A debt schedule lays out all the obligations of a business based on its maturity. The primary purpose is to estimate the amount that a business needs to pay an obligation that matures. Also, the debt schedule includes the business’s ability to monitor and make decisions to negotiate new credit lines that will result in refinancing or borrowing opportunities.
Presented below are the five significant considerations in creating a debt schedule used by financial analysts.
1. Strategize payments
A debt schedule can help you strategize when to pay off first when you have the means to fast-track your repayments. It will also show your monthly amortizations depending on your loan term, enabling the business to earn a good credit line when payments are made on time. Also, with the help of a debt schedule, it will prompt the business to pay early to avoid penalties when overlooked. The business will gain rebates and eventually build its credit score to attract more creditors over time.
2. Keeping books accurate
Having good bookkeeping records of all the business financial obligations will help organize and prioritize amortization schedules and payments in due time. It will also ensure to match bookkeeping records according to bookkeeping methods used by the business. Also, thorough record-keeping will fast-track its periodic monitoring reports of the accountants, financial analysts, investors, and internal users in their decision-making to undertake new investments and expansion plans.

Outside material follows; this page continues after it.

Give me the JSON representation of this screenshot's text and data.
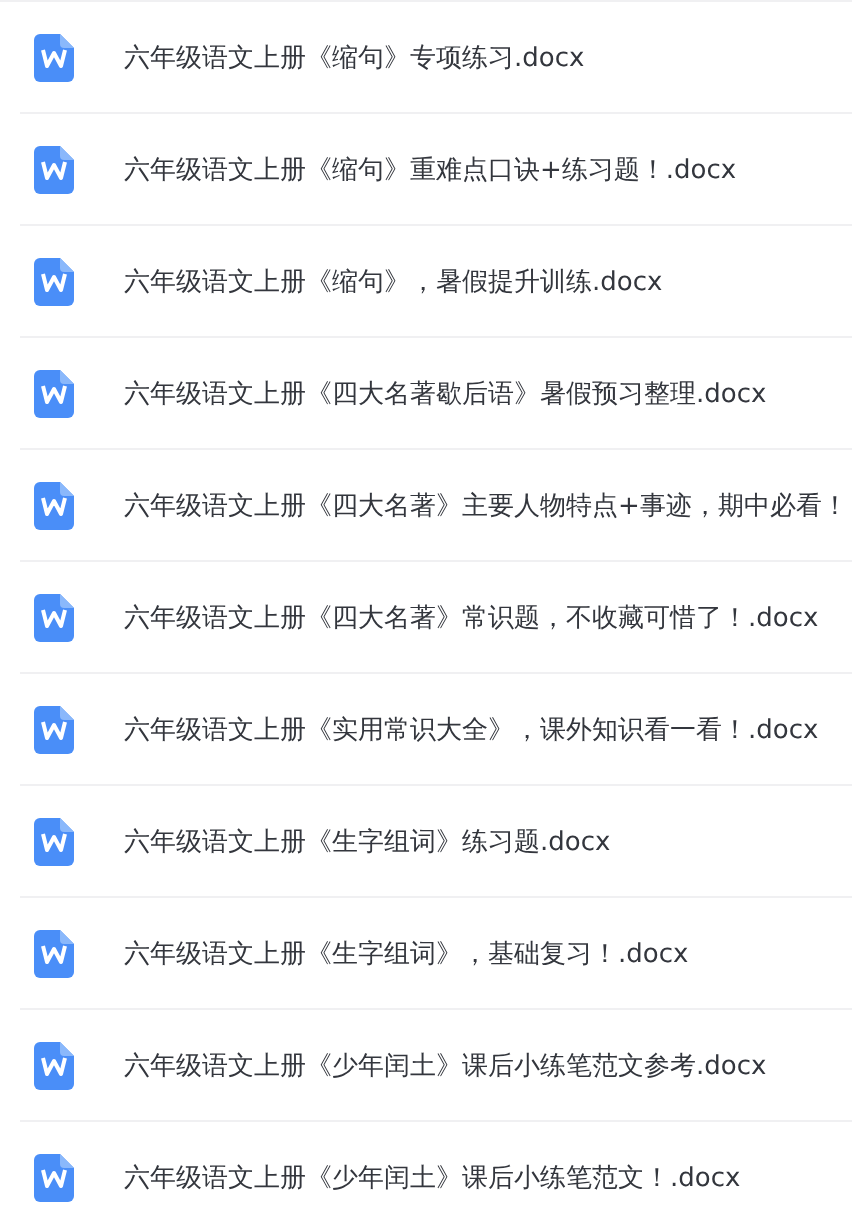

3. Negotiate better interest rates
When the business can establish prompt payment with its outstanding loans, it will negotiate better interest rates through refinancing. Its debt schedule will also help monitor which obligations have been paying off timely and which have the highest rates that need to prioritize and make monthly payments in due time. It will help the business set new targets for refinancing and convert the extra interest payments into funds for business operation.
4. Forecasting financial obligations
Forecasting financial obligations allow the business to see its overall amortization schedules that fall semi-monthly, monthly, or quarterly, depending on the duration of its maturity. The longer the maturity, the lesser the amount of amortization to pay. It will eventually help the business assess when there is a need to liquidate assets to cover debts or if refinancing is feasible. Also, the business can see clearly when all of its debts will be paid off and can consider future borrowing for other business ventures.
5. Borrowing decisions
To know the right time when the business can afford to borrow again, it needs to know how much it owes and weighs its capacity to meet its dues monthly and accordingly. If the business is considering new loans, its financial advisor has to look at the overall financial picture of the operation or wait for improvement over time before pursuing additional borrowings.
Above are the five significant considerations for creating a debt schedule used by financial analysts. Financial templates are available in eFinancialModels that will help the business set timely schedule debt payments and amortization.